*** Material provided ***

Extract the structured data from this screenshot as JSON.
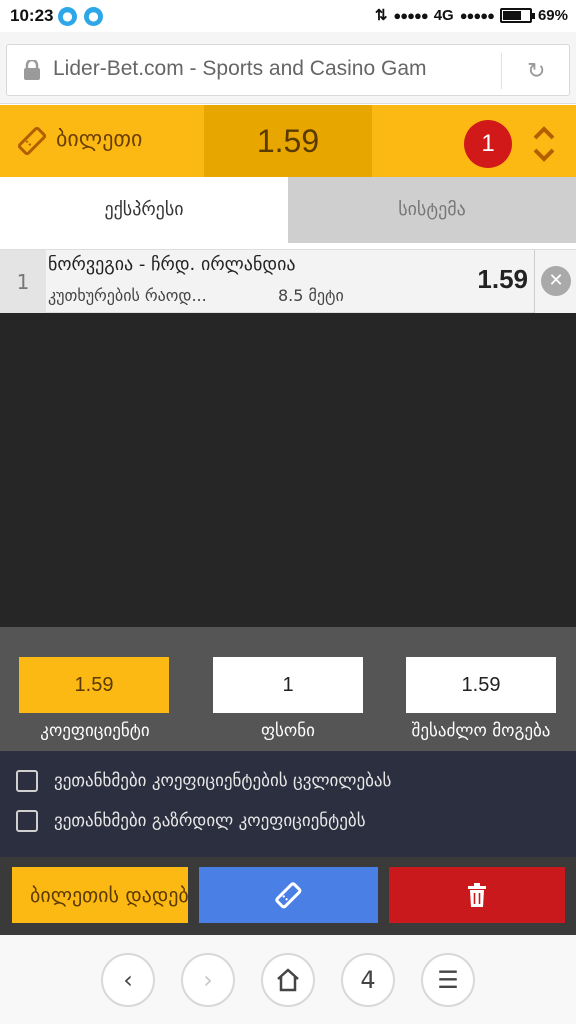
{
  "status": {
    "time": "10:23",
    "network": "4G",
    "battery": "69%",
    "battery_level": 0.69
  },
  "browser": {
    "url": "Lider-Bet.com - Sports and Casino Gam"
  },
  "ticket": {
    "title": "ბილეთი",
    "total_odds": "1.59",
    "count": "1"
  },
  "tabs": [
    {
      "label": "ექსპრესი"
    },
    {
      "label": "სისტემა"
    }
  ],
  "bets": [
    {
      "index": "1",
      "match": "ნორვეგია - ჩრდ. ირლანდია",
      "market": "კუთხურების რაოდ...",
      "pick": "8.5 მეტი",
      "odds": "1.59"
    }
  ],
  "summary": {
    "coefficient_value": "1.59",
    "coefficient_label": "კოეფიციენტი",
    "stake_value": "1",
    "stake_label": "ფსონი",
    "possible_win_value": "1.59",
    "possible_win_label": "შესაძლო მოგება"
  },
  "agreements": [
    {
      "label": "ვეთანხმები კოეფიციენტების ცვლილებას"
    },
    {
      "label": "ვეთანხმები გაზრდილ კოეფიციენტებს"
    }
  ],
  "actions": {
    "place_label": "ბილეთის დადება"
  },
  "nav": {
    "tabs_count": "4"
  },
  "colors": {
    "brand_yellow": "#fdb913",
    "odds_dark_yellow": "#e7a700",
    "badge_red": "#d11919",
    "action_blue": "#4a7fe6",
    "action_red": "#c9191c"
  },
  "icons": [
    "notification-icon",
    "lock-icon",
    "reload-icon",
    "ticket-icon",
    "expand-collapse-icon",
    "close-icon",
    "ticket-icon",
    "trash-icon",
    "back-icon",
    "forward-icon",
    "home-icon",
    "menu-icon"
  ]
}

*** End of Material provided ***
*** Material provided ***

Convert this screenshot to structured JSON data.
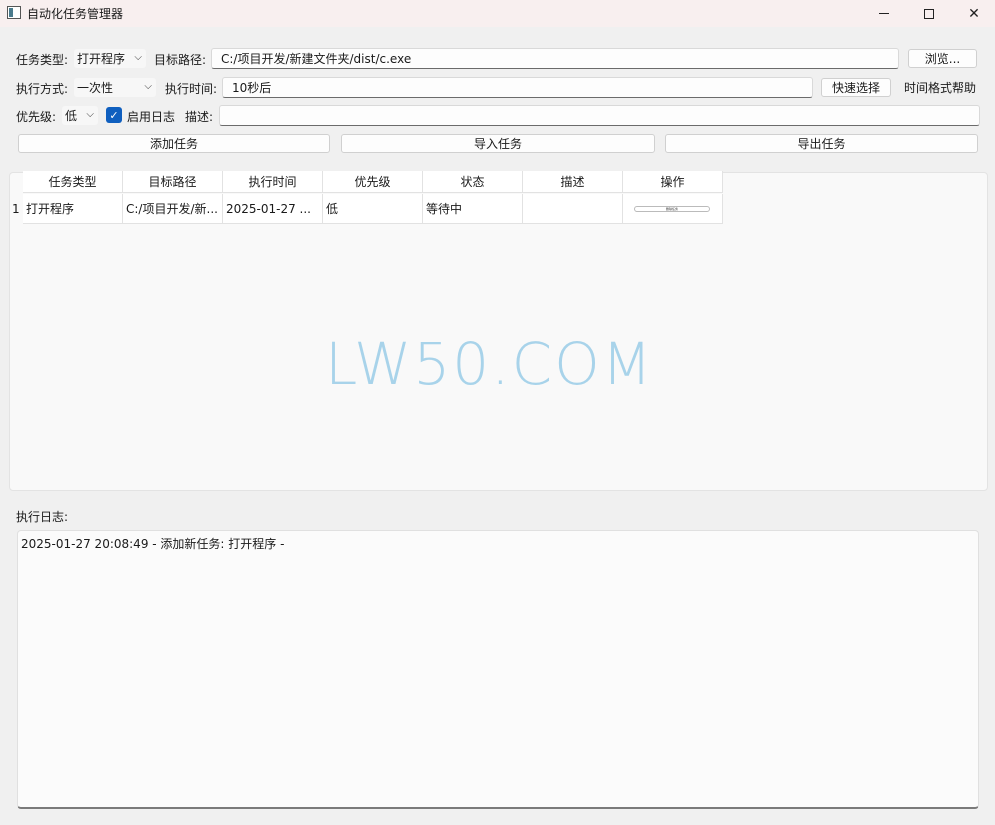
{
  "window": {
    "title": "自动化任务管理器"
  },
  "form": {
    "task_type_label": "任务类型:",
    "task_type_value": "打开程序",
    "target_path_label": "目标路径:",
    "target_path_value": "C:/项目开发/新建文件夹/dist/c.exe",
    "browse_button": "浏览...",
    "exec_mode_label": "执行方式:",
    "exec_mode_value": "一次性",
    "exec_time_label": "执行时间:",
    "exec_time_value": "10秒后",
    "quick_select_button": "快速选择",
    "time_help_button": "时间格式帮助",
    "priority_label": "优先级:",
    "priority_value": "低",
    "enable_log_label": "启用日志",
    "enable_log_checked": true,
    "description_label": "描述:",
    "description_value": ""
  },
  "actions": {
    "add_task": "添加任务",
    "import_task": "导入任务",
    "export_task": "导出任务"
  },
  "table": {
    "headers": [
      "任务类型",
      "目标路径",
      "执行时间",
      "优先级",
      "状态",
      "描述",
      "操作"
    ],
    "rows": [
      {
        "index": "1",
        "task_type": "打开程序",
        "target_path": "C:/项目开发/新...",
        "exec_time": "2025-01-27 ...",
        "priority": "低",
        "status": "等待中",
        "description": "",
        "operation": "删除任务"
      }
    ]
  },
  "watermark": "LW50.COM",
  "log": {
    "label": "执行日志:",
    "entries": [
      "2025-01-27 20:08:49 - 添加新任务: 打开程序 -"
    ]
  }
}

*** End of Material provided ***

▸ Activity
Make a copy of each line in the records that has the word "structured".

▸ Written solution
Extract the structured data from this screenshot as JSON.
Convert this screenshot to structured JSON data.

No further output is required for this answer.